Rhenium is a high-value, low volume metal that is un-substitutable across many applications in which it is used. Consumption is estimated to have recovered to just under 75t in 2018, in line with growth across its main first-use markets — superalloys, catalysts, thermocouples and other hi-tech uses — following the phase-out of rhenium in non-essential applications during its price spike of 2008. At that time, rhenium rose to US$12,500/kg Re compared to under US$1,500/kg in 2019.
Aerospace remains the single largest end-use application for rhenium, where it is used in the hot zones of jet engines to enable much higher operating temperatures. Rhenium can therefore be considered to be a “green” element, inasmuch that hotter burning engines have improved fuel efficiency and thus lower carbon dioxide (CO2) emissions per journey compared to less efficient engines.
The major engine makers General Electric and Pratt & Whitney are now thought to be the largest buyers of rhenium globally. Pratt & Whitney’s new geared turbofan engines are set to take the largest market share for single-aisle aircraft built over the next 20–30 years. The group’s PW1,000G series requires some 12lb (5.4kg) of rhenium in the high-pressure turbine per engine. It is set to be installed on nearly half the deliveries booked for the Airbus A320neo, which has an order backlog in excess of 4,000 planes.
Historical price volatility for rhenium is a symptom of its supply dynamics, in that supply is not fully market-driven. Primary rhenium is recovered mainly as a by-product of molybdenum production, which is itself largely a by-product of copper mining (>70% in 2019). By far the major supplier is Molymet of Chile at half of the total, followed by KGHM of Poland and Freeport McMoRan of the USA. South Korea, China, Japan, Germany, Kazakhstan, Iran, Armenia and Uzbekistan also contribute to global supply. In recent years, Codelco has emerged as a significant primary supplier from the new Molyb molybdenum roaster in Mejillones, Chile. It aims to become the fourth largest rhenium producer globally.
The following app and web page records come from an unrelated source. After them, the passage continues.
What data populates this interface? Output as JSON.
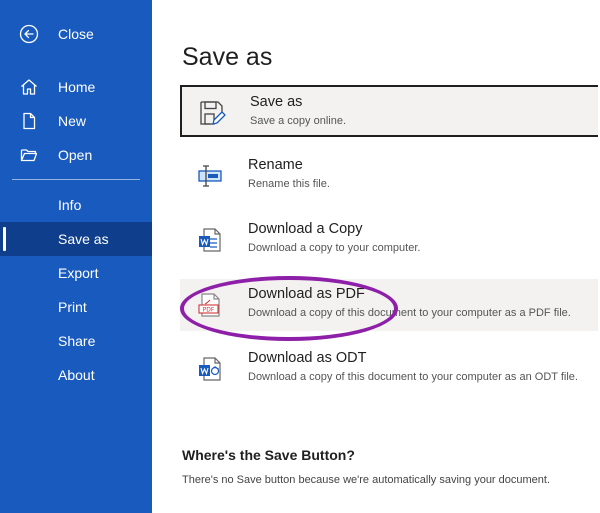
{
  "sidebar": {
    "close_label": "Close",
    "items": [
      {
        "label": "Home",
        "icon": "home-icon"
      },
      {
        "label": "New",
        "icon": "document-icon"
      },
      {
        "label": "Open",
        "icon": "folder-icon"
      },
      {
        "label": "Info"
      },
      {
        "label": "Save as",
        "active": true
      },
      {
        "label": "Export"
      },
      {
        "label": "Print"
      },
      {
        "label": "Share"
      },
      {
        "label": "About"
      }
    ]
  },
  "main": {
    "title": "Save as",
    "options": [
      {
        "title": "Save as",
        "desc": "Save a copy online.",
        "icon": "save-as-icon",
        "state": "selected"
      },
      {
        "title": "Rename",
        "desc": "Rename this file.",
        "icon": "rename-icon"
      },
      {
        "title": "Download a Copy",
        "desc": "Download a copy to your computer.",
        "icon": "word-document-icon"
      },
      {
        "title": "Download as PDF",
        "desc": "Download a copy of this document to your computer as a PDF file.",
        "icon": "pdf-icon",
        "state": "hover",
        "highlighted": true
      },
      {
        "title": "Download as ODT",
        "desc": "Download a copy of this document to your computer as an ODT file.",
        "icon": "odt-icon"
      }
    ],
    "save_button_section": {
      "title": "Where's the Save Button?",
      "text": "There's no Save button because we're automatically saving your document."
    }
  },
  "colors": {
    "sidebar_bg": "#185abd",
    "sidebar_active": "#0f3f8c",
    "highlight_ring": "#8e1fa8",
    "word_blue": "#185abd",
    "pdf_red": "#d13438"
  }
}
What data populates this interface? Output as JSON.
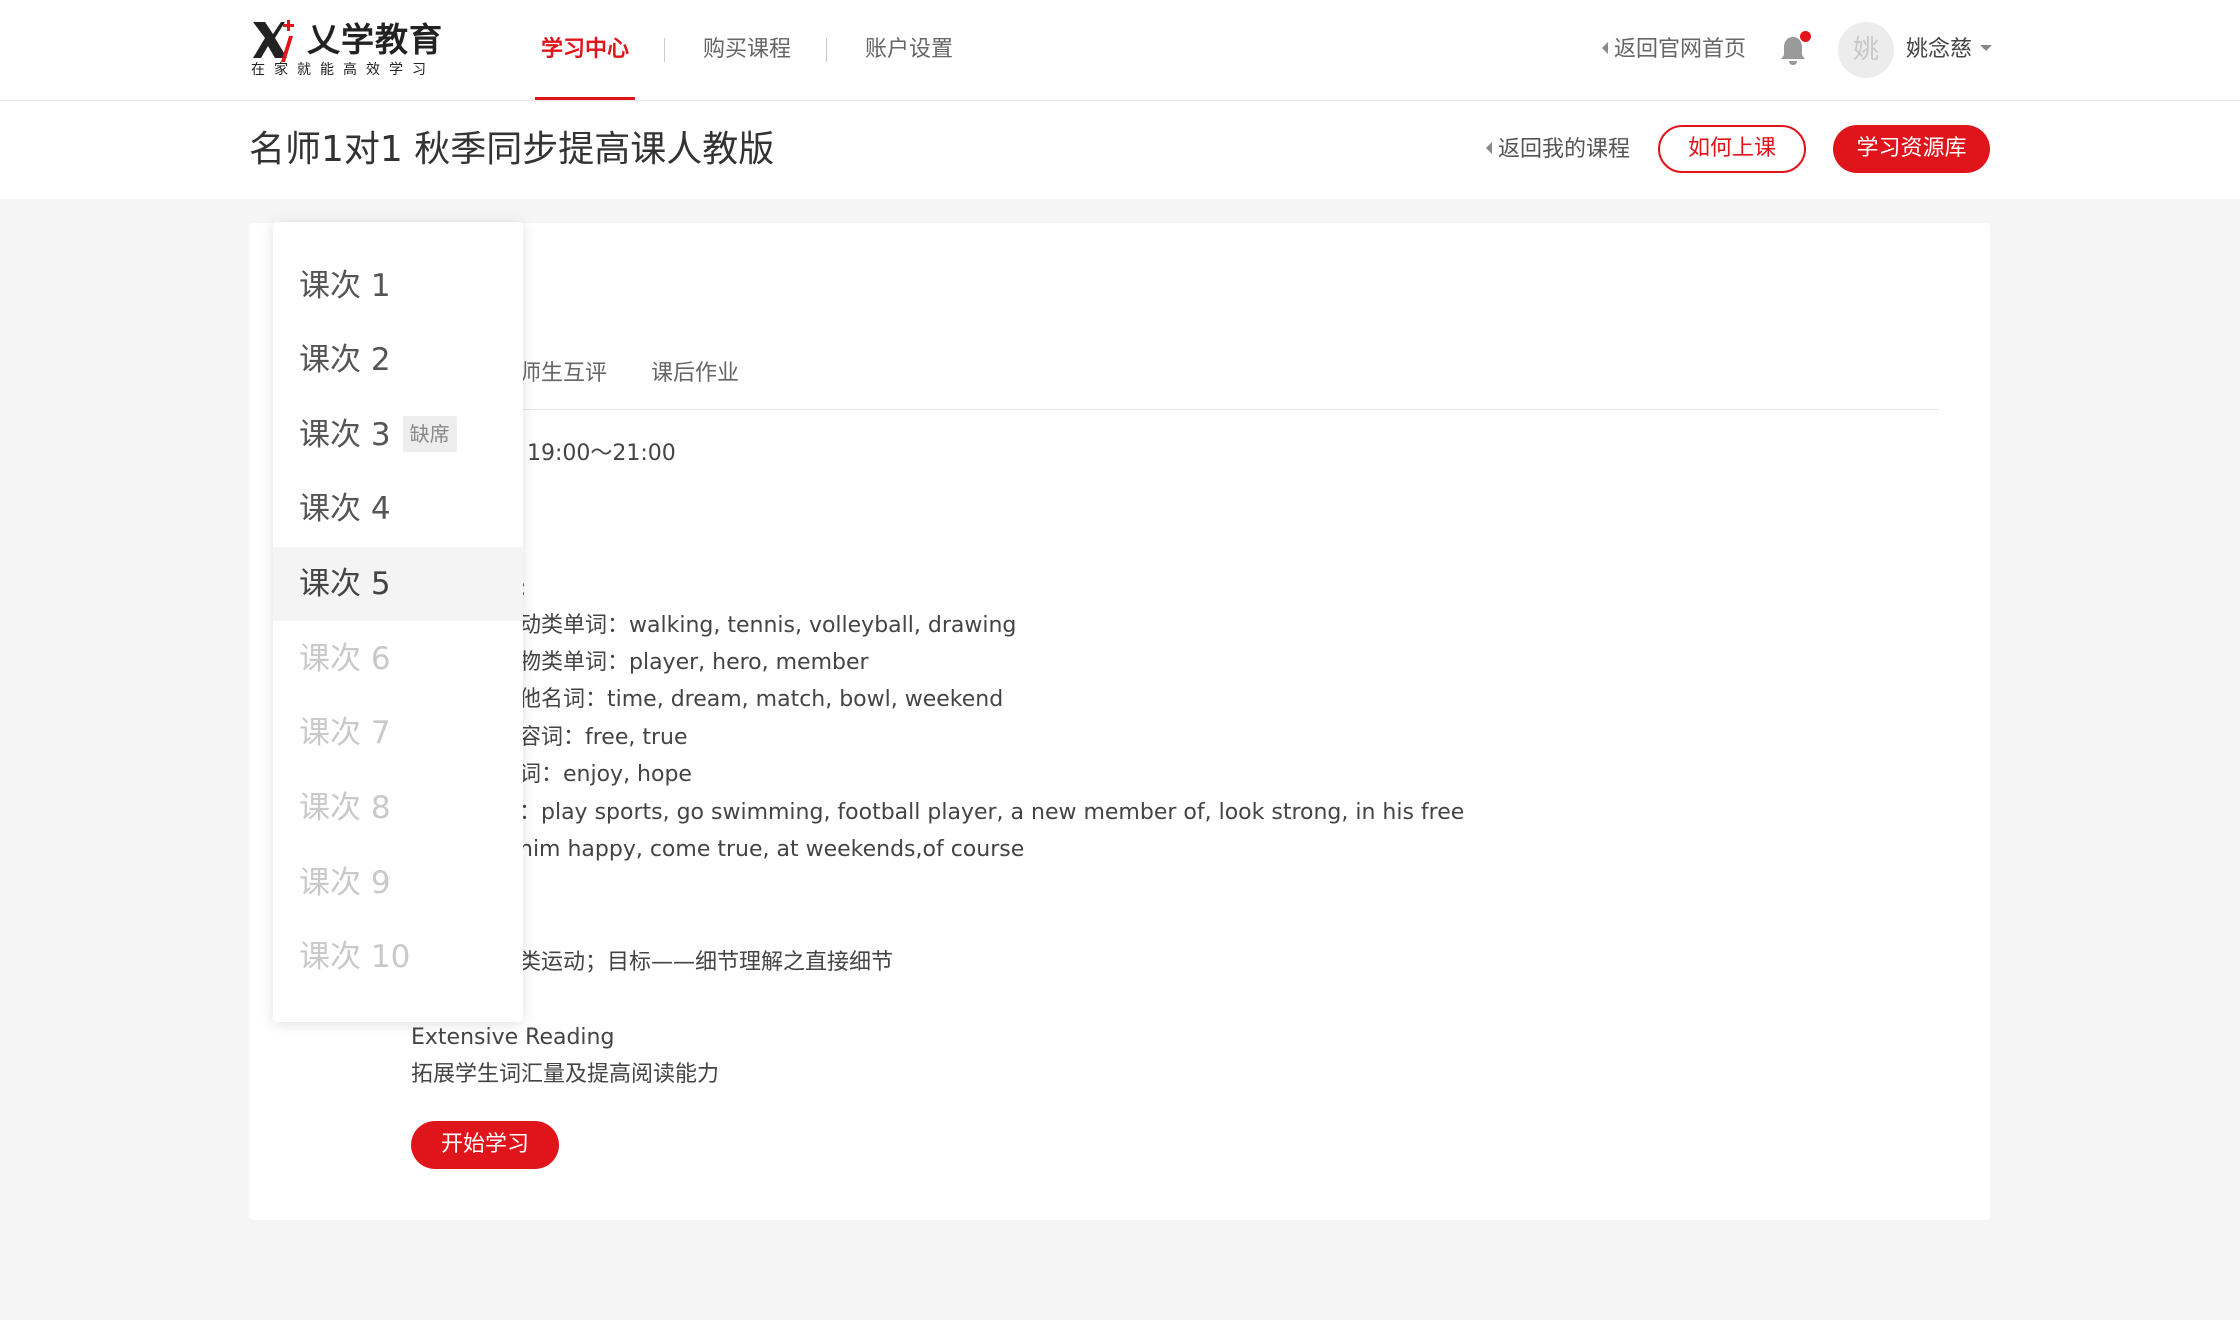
{
  "header": {
    "brand": "乂学教育",
    "slogan": "在家就能高效学习",
    "nav": [
      {
        "label": "学习中心",
        "active": true
      },
      {
        "label": "购买课程",
        "active": false
      },
      {
        "label": "账户设置",
        "active": false
      }
    ],
    "back_home": "返回官网首页",
    "avatar_char": "姚",
    "username": "姚念慈",
    "notification_dot_color": "#e0151b"
  },
  "course": {
    "title": "名师1对1 秋季同步提高课人教版",
    "back_label": "返回我的课程",
    "how_label": "如何上课",
    "library_label": "学习资源库"
  },
  "tabs": [
    "师生互评",
    "课后作业"
  ],
  "content": {
    "time": "19:00～21:00",
    "colon": ":",
    "vocab_lines": [
      "动类单词：walking, tennis, volleyball, drawing",
      "物类单词：player, hero, member",
      "他名词：time, dream, match, bowl, weekend",
      "容词：free, true",
      "词：enjoy, hope",
      "：play sports, go swimming, football player, a new member of, look strong, in his free",
      "him happy, come true, at weekends,of course"
    ],
    "reading_line": "类运动；目标——细节理解之直接细节",
    "extensive_title": "Extensive Reading",
    "extensive_desc": "拓展学生词汇量及提高阅读能力",
    "start_label": "开始学习"
  },
  "lessons": [
    {
      "label": "课次 1",
      "state": "normal"
    },
    {
      "label": "课次 2",
      "state": "normal"
    },
    {
      "label": "课次 3",
      "state": "normal",
      "badge": "缺席"
    },
    {
      "label": "课次 4",
      "state": "normal"
    },
    {
      "label": "课次 5",
      "state": "selected"
    },
    {
      "label": "课次 6",
      "state": "disabled"
    },
    {
      "label": "课次 7",
      "state": "disabled"
    },
    {
      "label": "课次 8",
      "state": "disabled"
    },
    {
      "label": "课次 9",
      "state": "disabled"
    },
    {
      "label": "课次 10",
      "state": "disabled"
    }
  ],
  "colors": {
    "accent": "#e0151b",
    "background": "#f5f5f5",
    "disabled_text": "#c9c9c9"
  }
}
In addition to primary supply, recycling also contributes a sizeable portion of rhenium units to the market. Rhenium recycling became particularly attractive during the high prices of 2008 but, since this time, lower prices and high inventories have made rhenium recovery less profitable. In addition, recyclers have seen price volatility for other metal credits, such as nickel and tantalum, which has contributed to a tougher operating environment.
There has been rationalisation of market supply over the last decade but high inventories still overhang the rhenium market as of 2019. As such, closures have yet to make an impact on prices.
Given the bullish outlook for air travel and corresponding requirement for superalloys in engines, Roskill is expecting these stocks to be drawn down and stimulate demand for additional supply. Several recycling facilities have closed or reduced output, and in Roskill’s view, a substantial rise in rhenium prices is likely to be needed for additional material to return to the market.